### DIRECTIONS
When you reach a picture, leave it out; output everything else in the records exactly.
::: RECORDS FOR PROCESSING :::
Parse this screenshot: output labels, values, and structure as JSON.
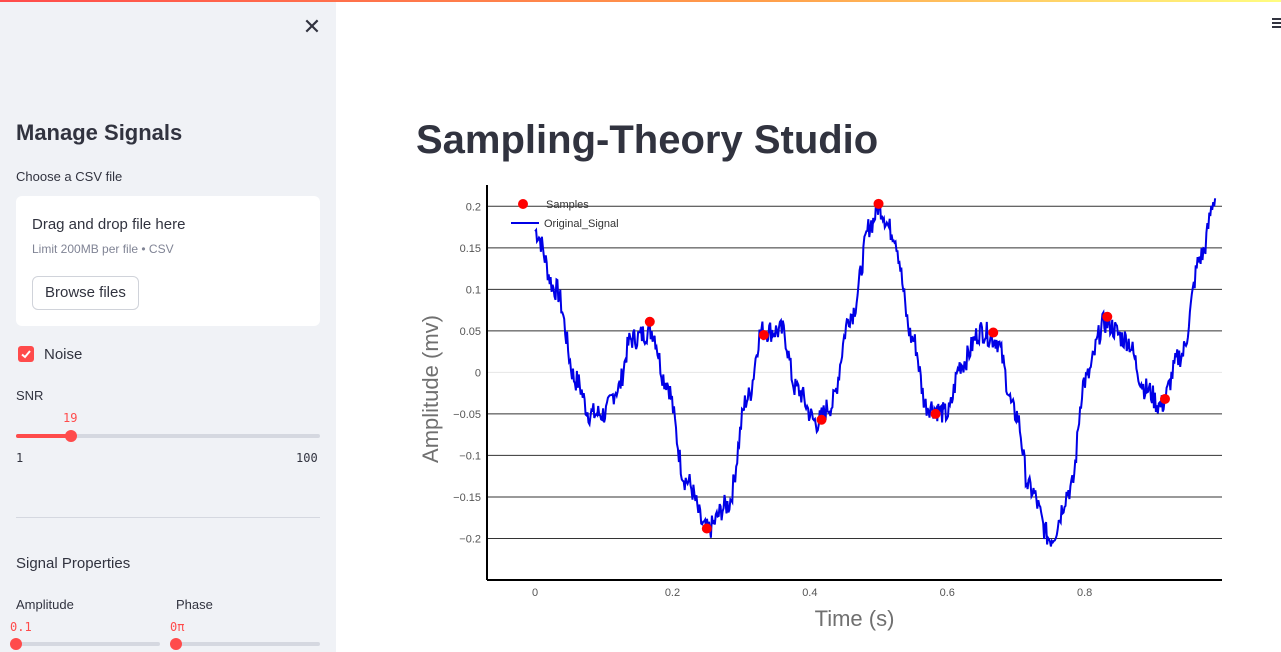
{
  "sidebar": {
    "title": "Manage Signals",
    "uploader": {
      "label": "Choose a CSV file",
      "drop_text": "Drag and drop file here",
      "limit_text": "Limit 200MB per file • CSV",
      "browse_label": "Browse files"
    },
    "noise": {
      "label": "Noise",
      "checked": true
    },
    "snr": {
      "label": "SNR",
      "value": 19,
      "min": 1,
      "max": 100,
      "value_text": "19",
      "min_text": "1",
      "max_text": "100"
    },
    "properties_title": "Signal Properties",
    "amplitude": {
      "label": "Amplitude",
      "value_text": "0.1",
      "value": 0.1
    },
    "phase": {
      "label": "Phase",
      "value_text": "0π",
      "value": 0
    }
  },
  "main": {
    "title": "Sampling-Theory Studio"
  },
  "colors": {
    "accent": "#ff4b4b",
    "signal": "#0000e6",
    "samples": "#ff0000"
  },
  "chart_data": {
    "type": "line",
    "xlabel": "Time (s)",
    "ylabel": "Amplitude (mv)",
    "xlim": [
      -0.07,
      1.0
    ],
    "ylim": [
      -0.25,
      0.21
    ],
    "x_ticks": [
      0,
      0.2,
      0.4,
      0.6,
      0.8
    ],
    "x_tick_labels": [
      "0",
      "0.2",
      "0.4",
      "0.6",
      "0.8"
    ],
    "y_ticks": [
      -0.2,
      -0.15,
      -0.1,
      -0.05,
      0,
      0.05,
      0.1,
      0.15,
      0.2
    ],
    "y_tick_labels": [
      "−0.2",
      "−0.15",
      "−0.1",
      "−0.05",
      "0",
      "0.05",
      "0.1",
      "0.15",
      "0.2"
    ],
    "legend": {
      "placement": "top-left",
      "entries": [
        "Samples",
        "Original_Signal"
      ]
    },
    "series": [
      {
        "name": "Original_Signal",
        "x": [
          0.0,
          0.03,
          0.06,
          0.08,
          0.1,
          0.12,
          0.14,
          0.17,
          0.19,
          0.22,
          0.25,
          0.28,
          0.31,
          0.33,
          0.36,
          0.38,
          0.41,
          0.43,
          0.46,
          0.49,
          0.5,
          0.52,
          0.55,
          0.57,
          0.6,
          0.62,
          0.65,
          0.67,
          0.7,
          0.72,
          0.75,
          0.78,
          0.8,
          0.83,
          0.86,
          0.89,
          0.91,
          0.94,
          0.97,
          0.99
        ],
        "y": [
          0.17,
          0.1,
          -0.01,
          -0.05,
          -0.05,
          -0.02,
          0.04,
          0.05,
          -0.01,
          -0.13,
          -0.19,
          -0.16,
          -0.03,
          0.05,
          0.05,
          -0.02,
          -0.06,
          -0.04,
          0.07,
          0.18,
          0.2,
          0.17,
          0.04,
          -0.04,
          -0.05,
          0.01,
          0.05,
          0.04,
          -0.05,
          -0.14,
          -0.2,
          -0.14,
          -0.01,
          0.06,
          0.04,
          -0.02,
          -0.04,
          0.02,
          0.14,
          0.21
        ]
      },
      {
        "name": "Samples",
        "x": [
          0.167,
          0.25,
          0.333,
          0.417,
          0.5,
          0.583,
          0.667,
          0.833,
          0.917
        ],
        "y": [
          0.061,
          -0.188,
          0.045,
          -0.057,
          0.203,
          -0.05,
          0.048,
          0.067,
          -0.032
        ]
      }
    ]
  }
}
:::
### SOLUTION TO THIS PROBLEM
Parse this screenshot: output labels, values, and structure as JSON.
{
  "sidebar": {
    "title": "Manage Signals",
    "uploader": {
      "label": "Choose a CSV file",
      "drop_text": "Drag and drop file here",
      "limit_text": "Limit 200MB per file • CSV",
      "browse_label": "Browse files"
    },
    "noise": {
      "label": "Noise",
      "checked": true
    },
    "snr": {
      "label": "SNR",
      "value": 19,
      "min": 1,
      "max": 100,
      "value_text": "19",
      "min_text": "1",
      "max_text": "100"
    },
    "properties_title": "Signal Properties",
    "amplitude": {
      "label": "Amplitude",
      "value_text": "0.1",
      "value": 0.1
    },
    "phase": {
      "label": "Phase",
      "value_text": "0π",
      "value": 0
    }
  },
  "main": {
    "title": "Sampling-Theory Studio"
  },
  "colors": {
    "accent": "#ff4b4b",
    "signal": "#0000e6",
    "samples": "#ff0000"
  },
  "chart_data": {
    "type": "line",
    "xlabel": "Time (s)",
    "ylabel": "Amplitude (mv)",
    "xlim": [
      -0.07,
      1.0
    ],
    "ylim": [
      -0.25,
      0.21
    ],
    "x_ticks": [
      0,
      0.2,
      0.4,
      0.6,
      0.8
    ],
    "x_tick_labels": [
      "0",
      "0.2",
      "0.4",
      "0.6",
      "0.8"
    ],
    "y_ticks": [
      -0.2,
      -0.15,
      -0.1,
      -0.05,
      0,
      0.05,
      0.1,
      0.15,
      0.2
    ],
    "y_tick_labels": [
      "−0.2",
      "−0.15",
      "−0.1",
      "−0.05",
      "0",
      "0.05",
      "0.1",
      "0.15",
      "0.2"
    ],
    "legend": {
      "placement": "top-left",
      "entries": [
        "Samples",
        "Original_Signal"
      ]
    },
    "series": [
      {
        "name": "Original_Signal",
        "x": [
          0.0,
          0.03,
          0.06,
          0.08,
          0.1,
          0.12,
          0.14,
          0.17,
          0.19,
          0.22,
          0.25,
          0.28,
          0.31,
          0.33,
          0.36,
          0.38,
          0.41,
          0.43,
          0.46,
          0.49,
          0.5,
          0.52,
          0.55,
          0.57,
          0.6,
          0.62,
          0.65,
          0.67,
          0.7,
          0.72,
          0.75,
          0.78,
          0.8,
          0.83,
          0.86,
          0.89,
          0.91,
          0.94,
          0.97,
          0.99
        ],
        "y": [
          0.17,
          0.1,
          -0.01,
          -0.05,
          -0.05,
          -0.02,
          0.04,
          0.05,
          -0.01,
          -0.13,
          -0.19,
          -0.16,
          -0.03,
          0.05,
          0.05,
          -0.02,
          -0.06,
          -0.04,
          0.07,
          0.18,
          0.2,
          0.17,
          0.04,
          -0.04,
          -0.05,
          0.01,
          0.05,
          0.04,
          -0.05,
          -0.14,
          -0.2,
          -0.14,
          -0.01,
          0.06,
          0.04,
          -0.02,
          -0.04,
          0.02,
          0.14,
          0.21
        ]
      },
      {
        "name": "Samples",
        "x": [
          0.167,
          0.25,
          0.333,
          0.417,
          0.5,
          0.583,
          0.667,
          0.833,
          0.917
        ],
        "y": [
          0.061,
          -0.188,
          0.045,
          -0.057,
          0.203,
          -0.05,
          0.048,
          0.067,
          -0.032
        ]
      }
    ]
  }
}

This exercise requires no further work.